  • “Women Choose Women”

    With Women in the Arts, The New York Cultural Center published a catalogue, Women Choose Women, essay by Lucy Lippard, 126 pages, 109 black-and-white illustrations.

    “WOMEN CHOOSE WOMEN” AT The New York Cultural Center is a pioneering enterprise with repercussions for the entire art-institutional structure. It is the first example of a large-scale exhibition held in a major art museum and organized entirely by the members of a minority group within the art community. We have often heard in the past few years, since women artists have been forming politically active groups, that hundreds of talented

  • Harold Bruder

    Some interesting aspects of the handling of subject matter are raised by three exhibitions of representational painting. Harold Bruder is the most problematic of the three artists. His attitude toward the subjects he depicts is abstract. Rhetorical gestures abound, but no specific messages are being conveyed. The paintings recall the work of Puvis de Chavannes—many figures standing about in studied poses dressed in voluminous classical robes but not communicating with one another. In Celebration, with figures in dance-like positions, he raises more questions than he answers. We are given no

  • Louise Nevelson

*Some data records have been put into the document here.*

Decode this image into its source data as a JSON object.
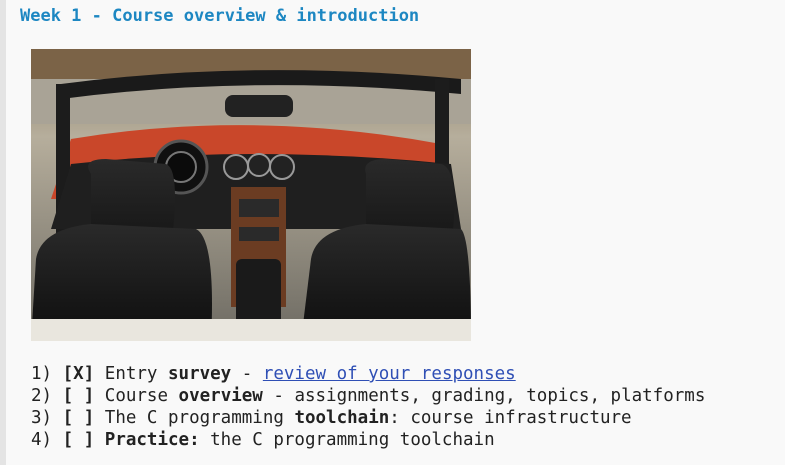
{
  "page_title": "Week 1 - Course overview & introduction",
  "image": {
    "subject": "car-interior-photo"
  },
  "items": [
    {
      "number": "1)",
      "checkbox": "[X]",
      "pre": "Entry ",
      "bold": "survey",
      "post": " - ",
      "link": "review of your responses"
    },
    {
      "number": "2)",
      "checkbox": "[ ]",
      "pre": "Course ",
      "bold": "overview",
      "post": " - assignments, grading, topics, platforms"
    },
    {
      "number": "3)",
      "checkbox": "[ ]",
      "pre": "The C programming ",
      "bold": "toolchain",
      "post": ": course infrastructure"
    },
    {
      "number": "4)",
      "checkbox": "[ ]",
      "pre": "",
      "bold": "Practice:",
      "post": " the C programming toolchain"
    }
  ]
}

    Louise Nevelson has returned to the black wooden conglomerate constructions which are her hallmark. She exhibited similar black sculptures at the age of 59 in her 1958 “Moon Garden Plus One” exhibition. This was her first “environmental” exhibition of the work of her mature style, which coalesced in the (and in her) mid-’50s. The current show, entitled “Houses,” but not confined to that configuration alone, includes dollhouses, armoires, columns, plaques, a table, and two large wall-size reliefs. All the work is cluttered; every cavity is filled and each surface is articulated with wooden trim,